Over the course of the week-long camp I practiced Savasana with the girls at least once per class. I played Deva Premal, dimmed the lights, and read them meditations while they practiced Savasana. I had the girls close their eyes and, once they were still, put a beany baby on each of their bellies so they could feel it rise and fall with their breath. You can imagine how a stuffed toy on Sienna's belly must have tempted the poor little mover and shaker. Sienna needed extra help to find her stillness. I learned to put my hands on her head and her arm or leg, a little weight to help her stay contained. She still wiggled, her eyes shutting for just moments, but she was able to find moments of being still. Hazel, on the other hand, was shockingly capable. As soon as the lights dimmed, Hazel was down. Her body still, eyes closed, brow relaxed. She didn't even open her eyes when I put the beany baby on her belly. Savasana was seemingly easy for her.
I hear it all the time in reference to my own child--- kids are born with a personality. They have their own special characteristics that, no matter how we try to chisel them into a certain form, they come out their own way. Being with Hazel and Sienna over the summer, two children with such starkly different natures, reinforced this idea for me. Of course they have different homes, are exposed to different foods, play with different kids, but it was obvious to me watching them that they each came into this world with a way of being.
This idea has helped me in my own practice of Yoga and as a teacher.
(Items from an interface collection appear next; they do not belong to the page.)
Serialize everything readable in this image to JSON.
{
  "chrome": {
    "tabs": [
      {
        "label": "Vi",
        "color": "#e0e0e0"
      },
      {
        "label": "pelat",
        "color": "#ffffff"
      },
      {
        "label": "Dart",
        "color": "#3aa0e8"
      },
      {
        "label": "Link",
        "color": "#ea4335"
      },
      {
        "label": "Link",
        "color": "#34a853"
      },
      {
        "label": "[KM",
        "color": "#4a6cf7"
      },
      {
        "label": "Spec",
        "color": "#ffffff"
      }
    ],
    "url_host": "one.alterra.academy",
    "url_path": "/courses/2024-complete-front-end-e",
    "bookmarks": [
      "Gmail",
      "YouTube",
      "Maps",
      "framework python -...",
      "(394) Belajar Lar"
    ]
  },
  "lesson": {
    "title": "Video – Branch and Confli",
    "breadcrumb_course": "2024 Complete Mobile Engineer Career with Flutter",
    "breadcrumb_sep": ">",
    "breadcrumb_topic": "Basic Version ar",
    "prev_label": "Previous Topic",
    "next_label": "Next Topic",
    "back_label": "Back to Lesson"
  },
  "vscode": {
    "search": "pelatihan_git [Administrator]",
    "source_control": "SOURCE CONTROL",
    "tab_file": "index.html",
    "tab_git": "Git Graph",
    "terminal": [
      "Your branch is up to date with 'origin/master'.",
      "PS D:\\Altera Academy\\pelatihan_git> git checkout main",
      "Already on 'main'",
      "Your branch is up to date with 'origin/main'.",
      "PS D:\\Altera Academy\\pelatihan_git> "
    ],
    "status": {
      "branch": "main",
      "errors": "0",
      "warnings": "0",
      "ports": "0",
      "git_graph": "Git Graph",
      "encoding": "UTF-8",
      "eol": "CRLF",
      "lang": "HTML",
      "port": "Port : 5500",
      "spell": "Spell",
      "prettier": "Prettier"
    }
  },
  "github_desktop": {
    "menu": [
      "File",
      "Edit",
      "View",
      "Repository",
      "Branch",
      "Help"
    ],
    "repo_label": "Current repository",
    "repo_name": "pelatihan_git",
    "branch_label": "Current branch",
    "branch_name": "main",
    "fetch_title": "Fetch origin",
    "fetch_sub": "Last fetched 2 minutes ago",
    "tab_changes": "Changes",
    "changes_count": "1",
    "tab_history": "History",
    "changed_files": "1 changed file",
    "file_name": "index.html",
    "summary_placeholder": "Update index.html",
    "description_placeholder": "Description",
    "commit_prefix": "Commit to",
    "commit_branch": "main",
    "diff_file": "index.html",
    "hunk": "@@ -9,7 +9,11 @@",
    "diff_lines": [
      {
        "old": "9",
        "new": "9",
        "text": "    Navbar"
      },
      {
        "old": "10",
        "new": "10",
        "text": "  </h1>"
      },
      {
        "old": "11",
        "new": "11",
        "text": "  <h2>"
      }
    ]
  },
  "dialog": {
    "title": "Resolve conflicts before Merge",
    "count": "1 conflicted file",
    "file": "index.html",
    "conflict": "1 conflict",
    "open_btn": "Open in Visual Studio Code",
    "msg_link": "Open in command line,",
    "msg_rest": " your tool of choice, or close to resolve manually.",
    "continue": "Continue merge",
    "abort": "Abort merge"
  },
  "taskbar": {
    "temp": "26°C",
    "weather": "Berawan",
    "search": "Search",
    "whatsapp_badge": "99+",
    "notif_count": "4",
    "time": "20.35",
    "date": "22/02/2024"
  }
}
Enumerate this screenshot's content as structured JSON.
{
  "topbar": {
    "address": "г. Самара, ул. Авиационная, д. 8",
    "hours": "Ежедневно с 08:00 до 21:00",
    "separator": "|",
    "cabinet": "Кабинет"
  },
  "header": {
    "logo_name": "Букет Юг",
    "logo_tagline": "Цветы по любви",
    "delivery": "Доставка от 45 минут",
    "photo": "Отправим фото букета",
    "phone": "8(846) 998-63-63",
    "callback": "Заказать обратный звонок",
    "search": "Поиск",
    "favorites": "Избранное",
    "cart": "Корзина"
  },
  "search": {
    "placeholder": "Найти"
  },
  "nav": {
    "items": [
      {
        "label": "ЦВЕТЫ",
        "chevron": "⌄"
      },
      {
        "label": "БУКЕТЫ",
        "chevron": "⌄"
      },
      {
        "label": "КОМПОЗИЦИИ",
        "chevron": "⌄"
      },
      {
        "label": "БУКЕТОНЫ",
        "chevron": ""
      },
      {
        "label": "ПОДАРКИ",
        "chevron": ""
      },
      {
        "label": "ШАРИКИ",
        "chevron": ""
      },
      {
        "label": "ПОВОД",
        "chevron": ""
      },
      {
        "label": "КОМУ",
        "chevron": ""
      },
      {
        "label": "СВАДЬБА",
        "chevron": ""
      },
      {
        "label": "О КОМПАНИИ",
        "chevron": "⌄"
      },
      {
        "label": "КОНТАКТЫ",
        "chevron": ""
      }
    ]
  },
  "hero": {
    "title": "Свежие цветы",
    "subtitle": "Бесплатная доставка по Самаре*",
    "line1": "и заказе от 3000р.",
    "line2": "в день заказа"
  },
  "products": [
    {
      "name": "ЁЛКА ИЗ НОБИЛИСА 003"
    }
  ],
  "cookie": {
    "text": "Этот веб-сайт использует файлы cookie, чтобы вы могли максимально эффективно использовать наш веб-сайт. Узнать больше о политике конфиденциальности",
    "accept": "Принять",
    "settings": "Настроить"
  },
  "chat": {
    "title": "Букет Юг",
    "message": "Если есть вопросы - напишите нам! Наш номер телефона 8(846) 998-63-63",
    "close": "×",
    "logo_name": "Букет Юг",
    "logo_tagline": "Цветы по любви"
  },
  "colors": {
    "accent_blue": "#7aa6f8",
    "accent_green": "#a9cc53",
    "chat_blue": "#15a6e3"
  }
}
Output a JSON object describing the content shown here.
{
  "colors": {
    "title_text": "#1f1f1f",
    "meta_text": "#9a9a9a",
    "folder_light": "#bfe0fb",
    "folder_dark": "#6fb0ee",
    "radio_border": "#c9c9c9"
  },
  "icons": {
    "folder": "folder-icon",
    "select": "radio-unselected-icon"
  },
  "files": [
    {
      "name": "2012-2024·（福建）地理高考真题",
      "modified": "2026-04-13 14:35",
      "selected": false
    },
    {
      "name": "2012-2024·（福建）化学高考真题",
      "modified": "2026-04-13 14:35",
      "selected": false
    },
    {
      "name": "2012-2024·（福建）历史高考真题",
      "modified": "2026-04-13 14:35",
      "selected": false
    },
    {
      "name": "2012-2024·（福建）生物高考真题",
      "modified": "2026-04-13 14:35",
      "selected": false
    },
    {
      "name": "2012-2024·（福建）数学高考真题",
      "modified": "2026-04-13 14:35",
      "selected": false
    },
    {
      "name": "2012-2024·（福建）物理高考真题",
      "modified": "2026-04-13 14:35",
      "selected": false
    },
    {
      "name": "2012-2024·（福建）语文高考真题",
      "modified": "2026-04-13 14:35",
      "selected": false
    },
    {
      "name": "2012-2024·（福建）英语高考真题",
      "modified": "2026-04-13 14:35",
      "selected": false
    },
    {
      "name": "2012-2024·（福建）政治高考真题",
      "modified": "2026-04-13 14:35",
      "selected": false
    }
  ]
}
I think I am somewhere between Hazel and Sienna. Most people are. For me, Savasana is sometimes really really difficult. Other times, not. I remember when I first started practicing Yoga 15 years ago, Savasana felt as foreign as playing the bagpipes, (definitely closer to Sienna's wiggly state in those days). As I've practiced more, I've inched my way closer to Hazel's nature.
So how was I born? I'd have to ask my mother for sure, but I am pretty sure I originated closer to Sienna-style. Over the years, with practice, I've changed . It's possible. A student said to me the other day, "I hate it when the teacher tells me to calm my mind." She hates it because it's hard right now. It will get easier after she practices more. It's not her nature, so she has to work harder than someone like Hazel.
Everyone has to work hard at achieving stillness in Savasana. Even Hazel. And some people have to work even harder. These people, however, might excel in an Evelyn Wood speed reading class. It all balances out in the end. We work harder at the things that don't come easy and we get a little break when we do the things we were born to do. Even Steven. No right. No wrong. No better, no worse. We all have to work hard at something.